Kevin Morby is nothing if not prolific. He left Woods indefinitely last year — with whom he released a new album every year until his departure — and put The Babies (his band with Cassie Ramone) on hold. Now. he’s focusing on his solo work, and his sophomore record, Still Life, is perhaps one of his most contemplative pieces.

Released October 14th on Woodsist, Still Life opens with the track “The Jester, The Tramp, & The Acrobat.” It is a reeling, Lou-Reed-meets-Leonard-Cohen story, using broad strokes to provide just enough color to each character, but never a direct plot line. It’s an approach continued throughout Still Life, which provides listeners with feelings and reactions – not stories.

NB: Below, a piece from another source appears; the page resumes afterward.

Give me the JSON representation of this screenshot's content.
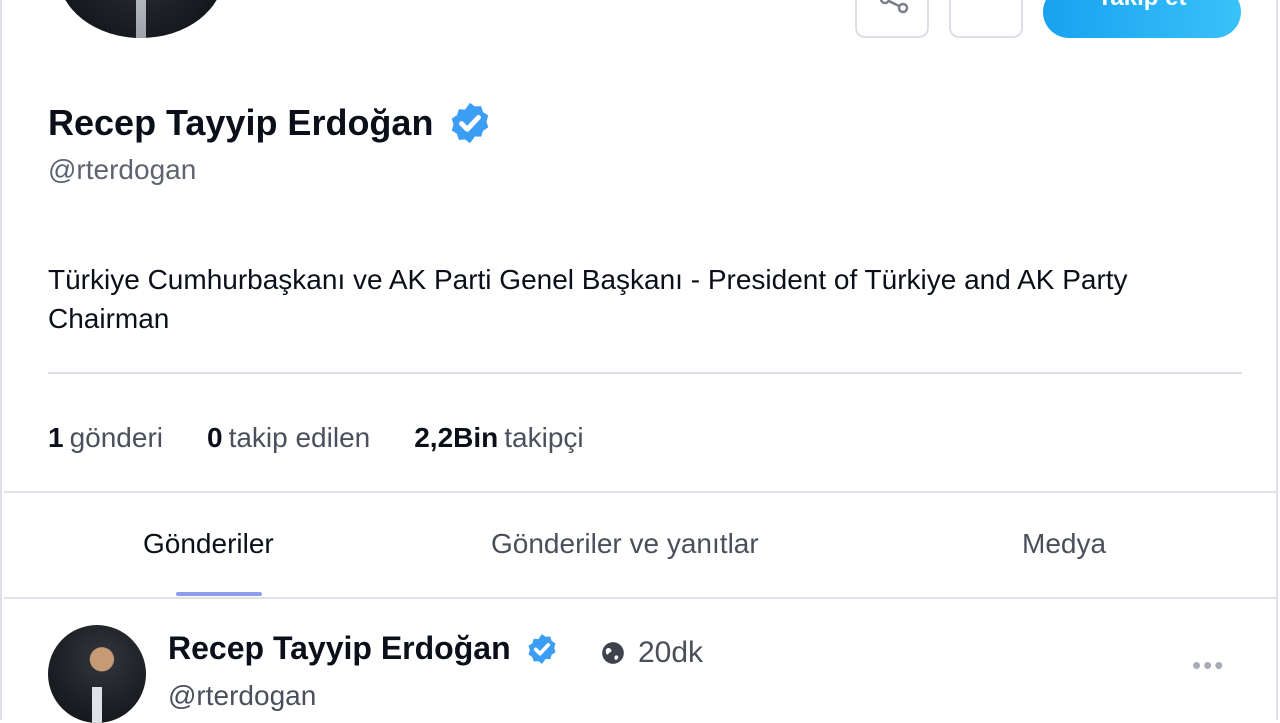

This might perhaps be the reason this LP is so thoughtful. The album is named after an art piece by Maynard Monrow entitled “Still Life with the Rejects from the Land of Misfit Toys,” but even truncated as it is, the title is apt: Still Life is low key, low-energy, and highly meditative. Still Life does not dwell, but it lives in a land of misfit toys which leaves a little room for playfulness.

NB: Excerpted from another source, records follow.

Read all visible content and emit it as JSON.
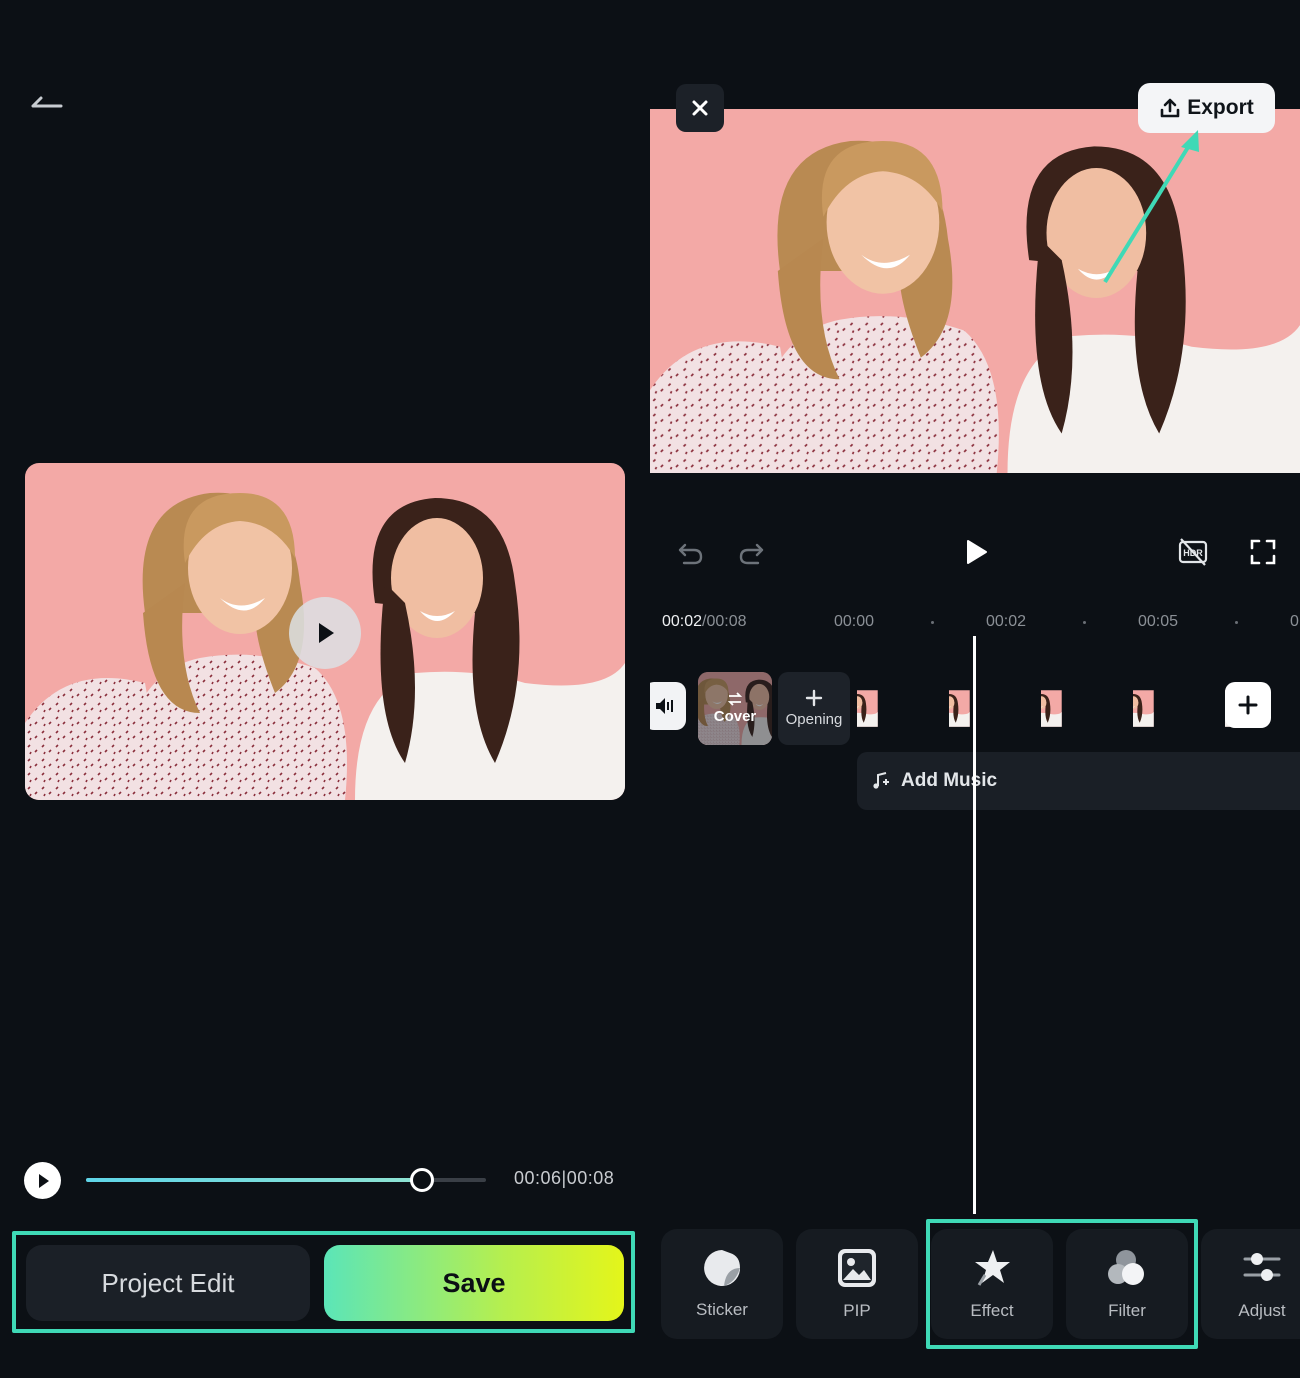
{
  "left": {
    "back_icon": "back-arrow-icon",
    "preview_play_icon": "play-icon",
    "playback": {
      "progress": 0.84,
      "time_label": "00:06|00:08"
    },
    "buttons": {
      "project_edit": "Project Edit",
      "save": "Save"
    }
  },
  "right": {
    "close_icon": "close-icon",
    "export_label": "Export",
    "export_icon": "upload-icon",
    "controls": [
      "undo-icon",
      "redo-icon",
      "play-icon",
      "hdr-off-icon",
      "fullscreen-icon"
    ],
    "ruler": {
      "current": "00:02",
      "total": "/00:08",
      "ticks": [
        "00:00",
        "00:02",
        "00:05",
        "0"
      ]
    },
    "track": {
      "cover_label": "Cover",
      "opening_label": "Opening",
      "add_music_label": "Add Music"
    },
    "toolbar": [
      {
        "label": "Sticker",
        "icon": "sticker-icon"
      },
      {
        "label": "PIP",
        "icon": "image-icon"
      },
      {
        "label": "Effect",
        "icon": "star-effect-icon"
      },
      {
        "label": "Filter",
        "icon": "filter-icon"
      },
      {
        "label": "Adjust",
        "icon": "sliders-icon"
      }
    ]
  },
  "colors": {
    "background": "#0c1015",
    "highlight": "#3fd9b6",
    "save_gradient_start": "#5be5b8",
    "save_gradient_end": "#e4f51a",
    "photo_background": "#f3a9a6"
  }
}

Even with a healthy dose of the stillness – considering and reflecting on hard subjects – there’s still lots of movement; Morby shifts gears before songs feel too stagnant. That’s reflective, in many ways, of his move from New York City to Los Angeles last year. Throughout the album, he moves through themes of finding peace, death, and parades. When Morby handles the subject of death, he is never heavy-handed – instead, he is hopeful, considerate, but realistic. “I’m not dead, but I’m dying,” he says in “Amen,” the 7-minute track that has multiple movements that bleed into each other. “So slow, so slow,” he qualifies.

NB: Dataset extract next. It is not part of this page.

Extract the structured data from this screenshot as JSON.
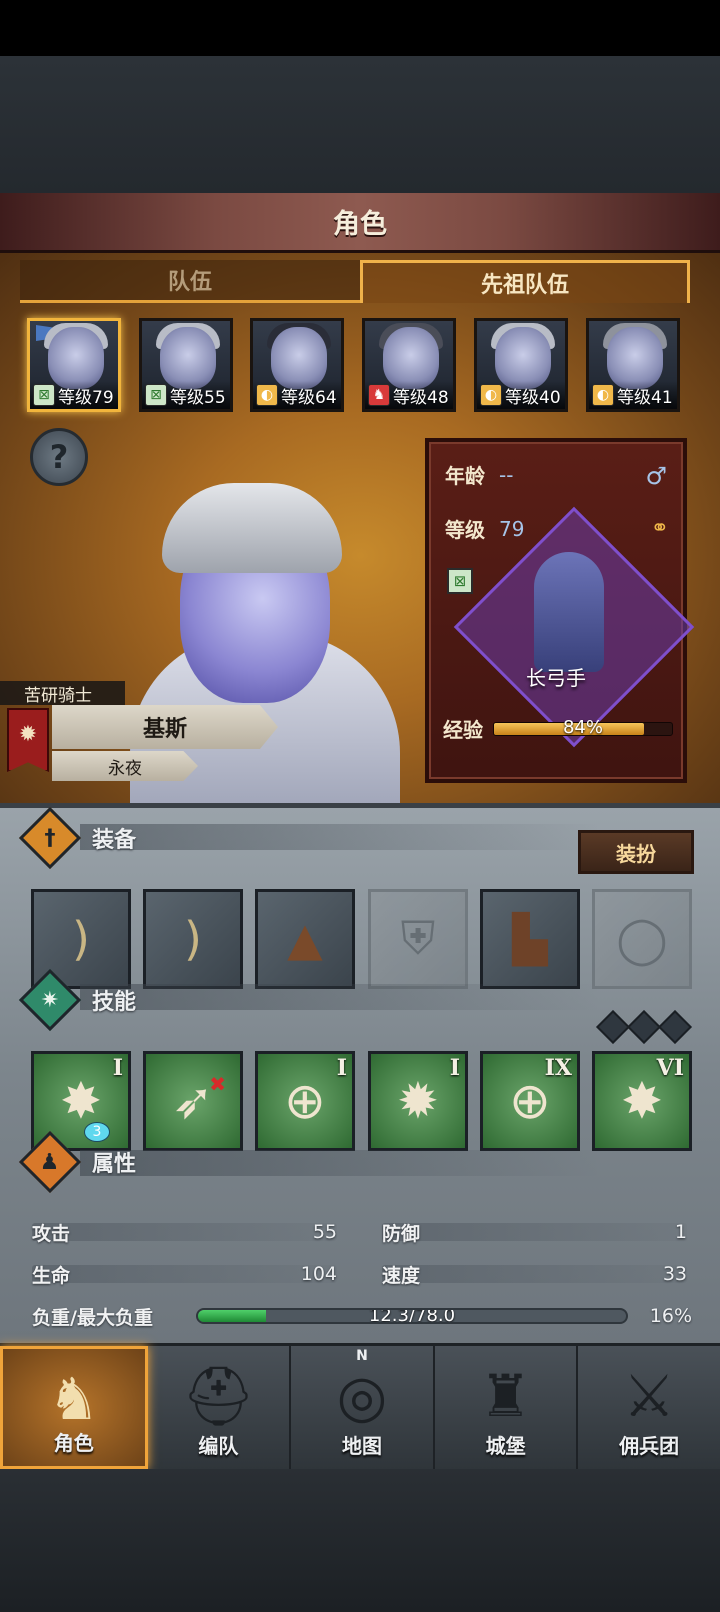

He sings in the haunting “Bloodsucker,” “I am trying to make peace with who I am,” and he hasn’t completely abandoned his former bands’ aesthetics. While Woods defines itself as a psych-folk band, Morby’s solo work focuses more on the folk aspect of that equation. In this way, Morby’s own influences come to full light: his love of Bob Dylan’s songwriting emerges in the fast paced “Ballad of Arlo Jones” which channels Dylan during his major move to electric in the 60s. “Motors Runnin” is a kindred spirit to The Babies; Cassie Ramone’s repeated lines in “Run Me Over” almost feels echoed in Morby’s track. In spite of the different influences and camaraderie, the tracks all feel right together. Still Life is carefully constructed, and sonically simple, but has just enough complexity in its riffs and hooks to keep the songs in your head after a few listens.

This much is clear: Morby has grown tremendously over the years as a musician and songwriter, and he shows no sign of stopping.

Still Life is out now on Woodsist. He’ll play some shows for CMJ; check out dates and watch his video for “All of My Life” below:

10/24 – Brooklyn, NY – Rough Trade (Aquarium Drunkard CMJ Showcase)
10/25 – Brooklyn, NY – Academy Records *Free*
12/01 – San Francisco, CA – Great American Music Hall w/ Angel Olsen
12/04 – Los Angeles, CA – El Rey Theatre w/ Angel Olsen